● Goal of the exercise
Within the listing below, count the lines that include "this" and give the count alone.

----- Source data

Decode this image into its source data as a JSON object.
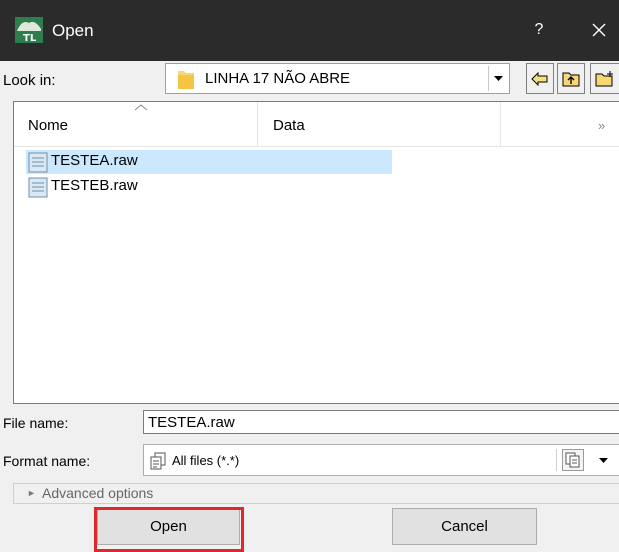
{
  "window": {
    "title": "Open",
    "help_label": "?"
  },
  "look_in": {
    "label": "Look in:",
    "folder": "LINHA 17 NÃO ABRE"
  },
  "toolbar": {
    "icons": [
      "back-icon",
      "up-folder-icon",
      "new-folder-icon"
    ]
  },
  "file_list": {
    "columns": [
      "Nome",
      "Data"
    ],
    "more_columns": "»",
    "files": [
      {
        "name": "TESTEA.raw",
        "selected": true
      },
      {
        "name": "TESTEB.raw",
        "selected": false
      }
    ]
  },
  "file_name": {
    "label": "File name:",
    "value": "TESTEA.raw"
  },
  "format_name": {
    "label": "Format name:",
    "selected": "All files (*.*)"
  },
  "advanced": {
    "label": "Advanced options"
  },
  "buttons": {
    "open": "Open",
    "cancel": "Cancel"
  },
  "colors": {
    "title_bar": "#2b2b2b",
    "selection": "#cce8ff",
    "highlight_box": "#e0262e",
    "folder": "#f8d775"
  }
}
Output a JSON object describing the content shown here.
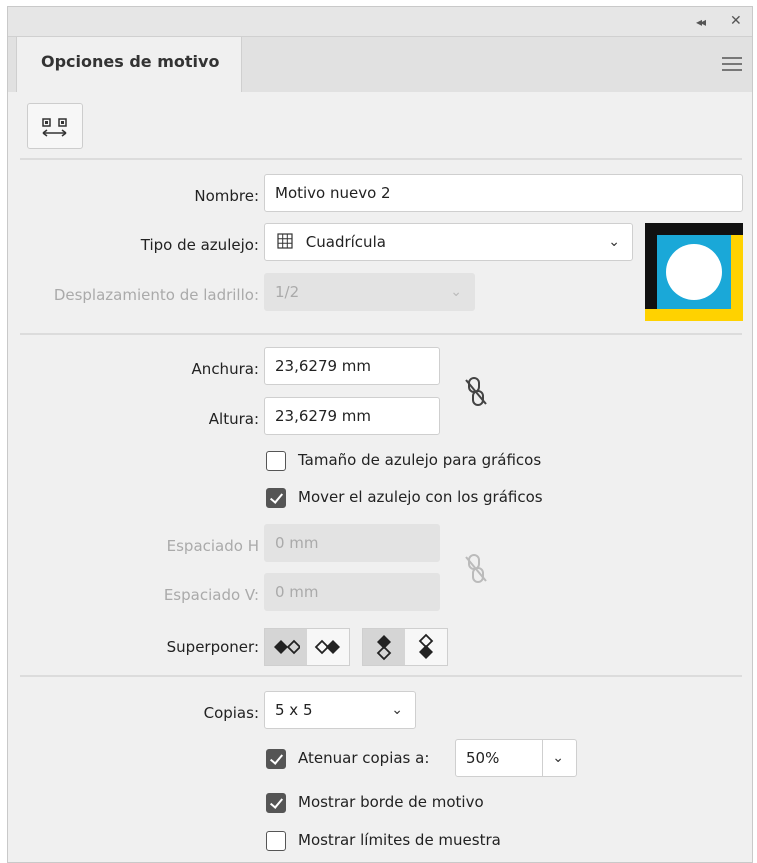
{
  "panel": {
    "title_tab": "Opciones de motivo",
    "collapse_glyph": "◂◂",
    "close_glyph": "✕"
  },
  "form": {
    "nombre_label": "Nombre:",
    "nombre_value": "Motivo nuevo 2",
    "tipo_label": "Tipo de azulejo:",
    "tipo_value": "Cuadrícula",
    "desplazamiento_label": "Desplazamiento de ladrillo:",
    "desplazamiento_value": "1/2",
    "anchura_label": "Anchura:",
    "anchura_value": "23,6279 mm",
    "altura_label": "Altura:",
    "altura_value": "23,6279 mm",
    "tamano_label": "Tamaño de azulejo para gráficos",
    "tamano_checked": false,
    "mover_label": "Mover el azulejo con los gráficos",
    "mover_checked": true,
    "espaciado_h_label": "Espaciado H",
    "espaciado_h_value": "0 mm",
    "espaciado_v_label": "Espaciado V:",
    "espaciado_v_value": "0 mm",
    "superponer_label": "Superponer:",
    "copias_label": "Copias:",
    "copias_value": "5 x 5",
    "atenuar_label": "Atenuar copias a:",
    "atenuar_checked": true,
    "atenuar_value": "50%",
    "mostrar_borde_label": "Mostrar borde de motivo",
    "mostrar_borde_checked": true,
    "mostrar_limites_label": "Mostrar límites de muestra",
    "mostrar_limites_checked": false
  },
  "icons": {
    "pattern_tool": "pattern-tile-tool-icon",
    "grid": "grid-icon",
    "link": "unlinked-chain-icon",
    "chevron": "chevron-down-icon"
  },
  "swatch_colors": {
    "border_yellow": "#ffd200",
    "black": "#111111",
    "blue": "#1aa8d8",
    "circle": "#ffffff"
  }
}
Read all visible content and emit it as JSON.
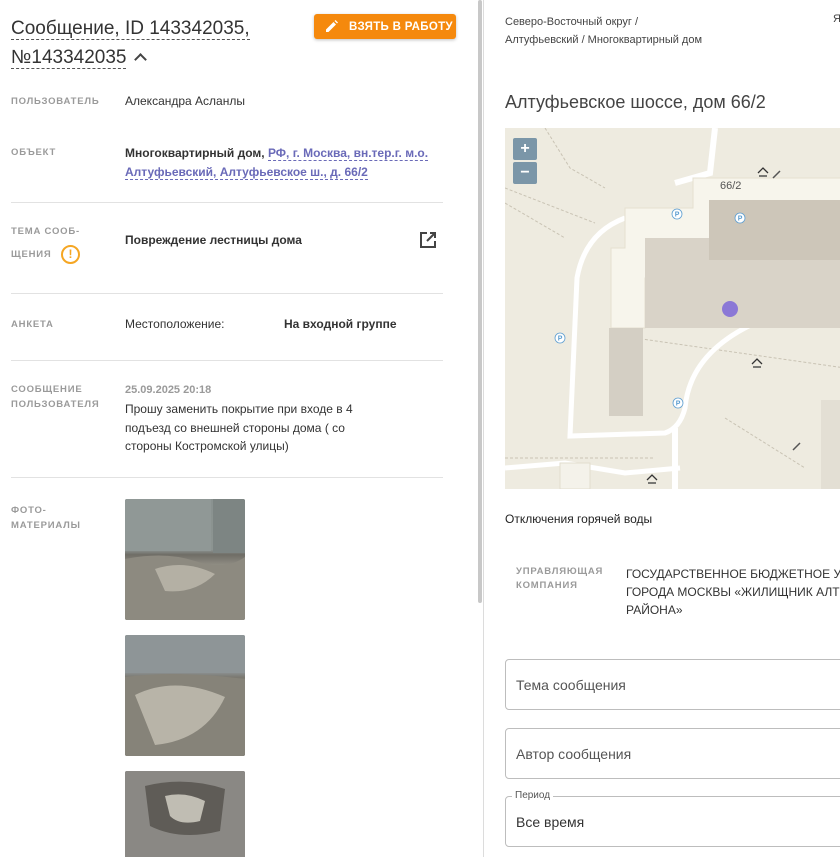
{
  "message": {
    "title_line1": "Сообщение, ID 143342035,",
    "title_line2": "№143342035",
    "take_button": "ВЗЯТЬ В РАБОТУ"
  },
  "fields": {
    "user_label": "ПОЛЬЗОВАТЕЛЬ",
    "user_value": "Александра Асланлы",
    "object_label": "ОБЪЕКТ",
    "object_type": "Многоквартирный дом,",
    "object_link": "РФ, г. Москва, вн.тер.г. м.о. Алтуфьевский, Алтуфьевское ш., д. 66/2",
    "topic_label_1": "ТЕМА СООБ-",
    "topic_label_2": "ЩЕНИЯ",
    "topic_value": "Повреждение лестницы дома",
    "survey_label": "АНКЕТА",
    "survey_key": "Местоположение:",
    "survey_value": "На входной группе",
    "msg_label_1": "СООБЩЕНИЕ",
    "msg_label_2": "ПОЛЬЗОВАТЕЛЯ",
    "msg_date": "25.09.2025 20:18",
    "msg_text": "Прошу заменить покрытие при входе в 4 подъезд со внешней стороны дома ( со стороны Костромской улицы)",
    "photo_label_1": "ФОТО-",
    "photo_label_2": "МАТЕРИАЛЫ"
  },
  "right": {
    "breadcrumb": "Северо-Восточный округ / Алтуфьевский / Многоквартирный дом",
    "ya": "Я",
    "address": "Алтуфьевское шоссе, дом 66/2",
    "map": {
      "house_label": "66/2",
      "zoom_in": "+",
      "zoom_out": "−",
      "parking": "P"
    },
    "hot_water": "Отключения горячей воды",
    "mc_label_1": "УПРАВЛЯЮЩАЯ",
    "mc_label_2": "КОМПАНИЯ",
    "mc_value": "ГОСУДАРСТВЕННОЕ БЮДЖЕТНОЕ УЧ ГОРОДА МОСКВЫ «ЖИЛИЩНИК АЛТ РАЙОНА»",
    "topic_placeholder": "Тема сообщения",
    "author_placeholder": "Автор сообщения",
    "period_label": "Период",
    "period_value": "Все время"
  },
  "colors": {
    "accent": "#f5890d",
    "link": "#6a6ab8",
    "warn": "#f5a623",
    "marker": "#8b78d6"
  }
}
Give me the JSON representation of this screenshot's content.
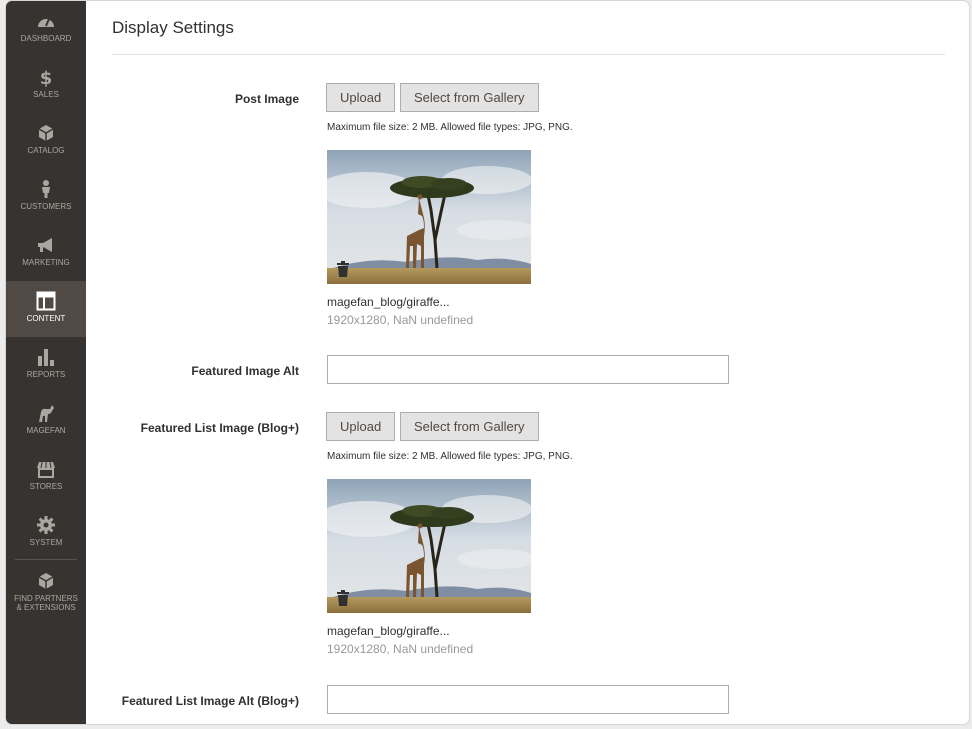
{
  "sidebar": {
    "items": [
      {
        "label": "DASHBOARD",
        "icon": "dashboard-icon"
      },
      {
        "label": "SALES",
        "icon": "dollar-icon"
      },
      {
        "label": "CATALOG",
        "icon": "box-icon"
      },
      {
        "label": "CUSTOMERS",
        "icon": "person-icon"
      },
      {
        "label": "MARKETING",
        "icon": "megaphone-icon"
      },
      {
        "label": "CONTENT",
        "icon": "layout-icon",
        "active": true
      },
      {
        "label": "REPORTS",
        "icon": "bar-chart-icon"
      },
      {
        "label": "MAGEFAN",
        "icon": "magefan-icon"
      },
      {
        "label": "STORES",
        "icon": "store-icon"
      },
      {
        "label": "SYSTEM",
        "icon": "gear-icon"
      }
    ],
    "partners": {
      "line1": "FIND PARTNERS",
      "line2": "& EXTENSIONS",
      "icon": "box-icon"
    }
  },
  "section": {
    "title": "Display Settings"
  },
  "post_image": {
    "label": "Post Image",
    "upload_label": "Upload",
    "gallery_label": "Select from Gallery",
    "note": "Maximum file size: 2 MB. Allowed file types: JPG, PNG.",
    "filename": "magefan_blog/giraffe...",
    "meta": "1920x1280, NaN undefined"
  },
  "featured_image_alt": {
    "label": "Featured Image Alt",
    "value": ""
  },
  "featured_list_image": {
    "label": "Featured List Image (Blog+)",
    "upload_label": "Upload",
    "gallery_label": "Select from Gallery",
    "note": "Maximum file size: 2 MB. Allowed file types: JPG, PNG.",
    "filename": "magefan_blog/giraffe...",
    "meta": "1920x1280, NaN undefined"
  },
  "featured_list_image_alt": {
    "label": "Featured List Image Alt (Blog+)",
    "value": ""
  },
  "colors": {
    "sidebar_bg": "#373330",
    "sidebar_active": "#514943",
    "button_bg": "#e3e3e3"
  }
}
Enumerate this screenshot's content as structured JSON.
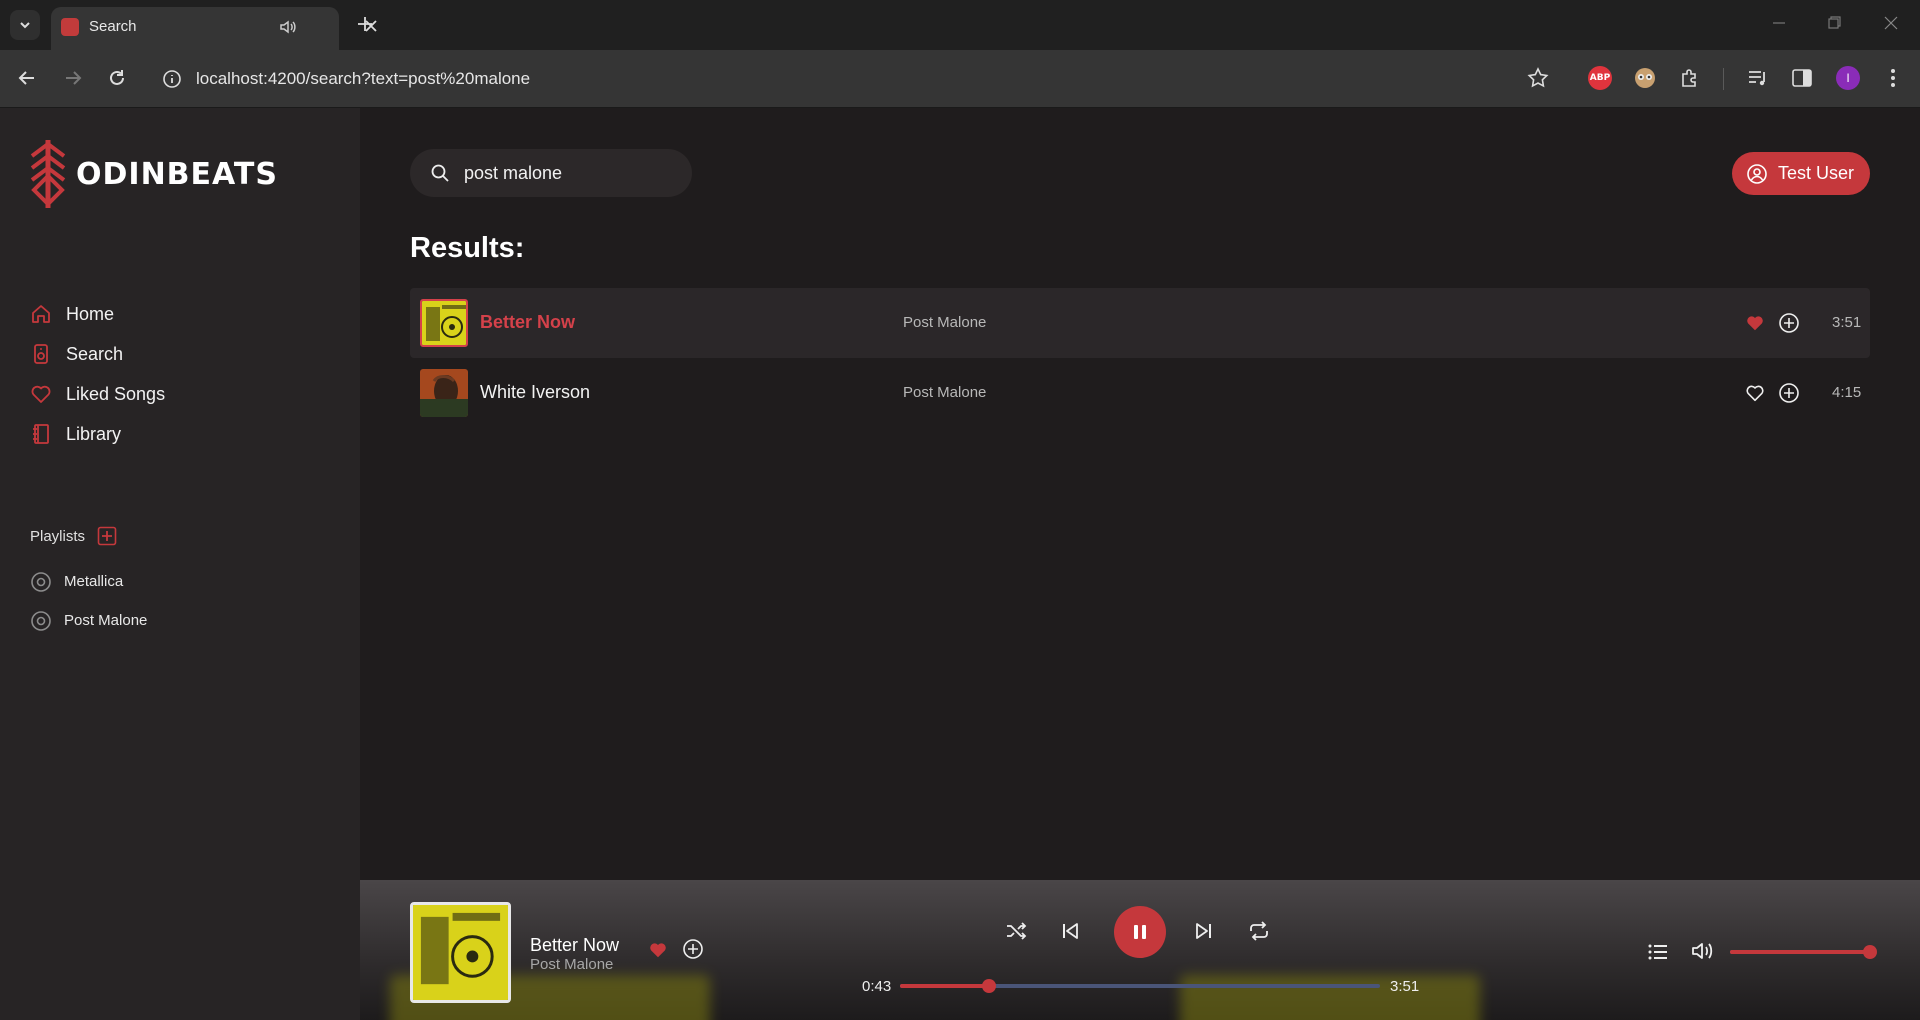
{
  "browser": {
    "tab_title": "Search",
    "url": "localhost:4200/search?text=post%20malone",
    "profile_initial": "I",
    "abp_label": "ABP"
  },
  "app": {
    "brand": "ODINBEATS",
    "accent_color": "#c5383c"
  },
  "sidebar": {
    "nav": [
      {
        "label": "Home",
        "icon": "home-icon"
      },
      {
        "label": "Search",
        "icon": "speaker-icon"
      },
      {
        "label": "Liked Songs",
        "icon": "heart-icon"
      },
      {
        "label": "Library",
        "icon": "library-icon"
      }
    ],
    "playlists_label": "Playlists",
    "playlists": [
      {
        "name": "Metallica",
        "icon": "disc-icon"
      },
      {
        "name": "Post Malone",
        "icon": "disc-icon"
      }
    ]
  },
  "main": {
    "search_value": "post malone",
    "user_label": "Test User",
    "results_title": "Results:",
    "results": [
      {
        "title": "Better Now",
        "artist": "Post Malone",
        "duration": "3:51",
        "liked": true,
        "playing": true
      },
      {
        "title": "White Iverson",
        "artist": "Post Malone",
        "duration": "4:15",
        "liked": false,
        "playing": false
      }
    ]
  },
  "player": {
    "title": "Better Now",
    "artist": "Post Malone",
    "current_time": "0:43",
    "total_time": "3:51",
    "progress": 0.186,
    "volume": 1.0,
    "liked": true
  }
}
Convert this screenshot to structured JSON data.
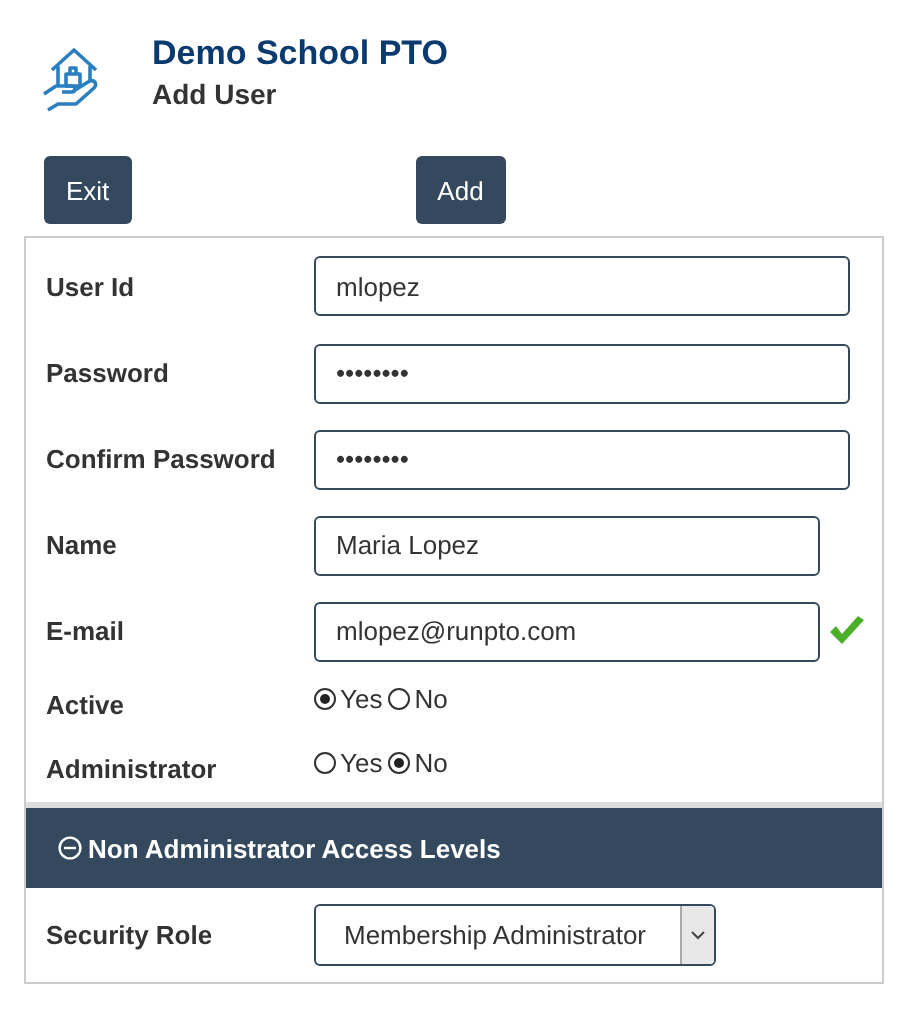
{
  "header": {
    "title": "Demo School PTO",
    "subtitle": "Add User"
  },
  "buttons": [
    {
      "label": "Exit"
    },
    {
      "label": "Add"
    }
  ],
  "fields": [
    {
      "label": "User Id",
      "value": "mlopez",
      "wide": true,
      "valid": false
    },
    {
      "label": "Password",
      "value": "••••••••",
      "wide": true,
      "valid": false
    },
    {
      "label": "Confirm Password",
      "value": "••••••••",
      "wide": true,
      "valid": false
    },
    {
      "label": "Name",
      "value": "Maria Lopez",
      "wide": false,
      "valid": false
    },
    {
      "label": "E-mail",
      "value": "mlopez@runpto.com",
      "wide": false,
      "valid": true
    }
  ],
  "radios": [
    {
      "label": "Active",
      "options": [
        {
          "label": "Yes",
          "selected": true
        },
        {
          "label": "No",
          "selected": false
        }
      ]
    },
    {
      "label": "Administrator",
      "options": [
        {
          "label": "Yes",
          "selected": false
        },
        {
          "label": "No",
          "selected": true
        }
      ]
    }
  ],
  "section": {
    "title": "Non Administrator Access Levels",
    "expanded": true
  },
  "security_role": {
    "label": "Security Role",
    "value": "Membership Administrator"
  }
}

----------

● Written response
4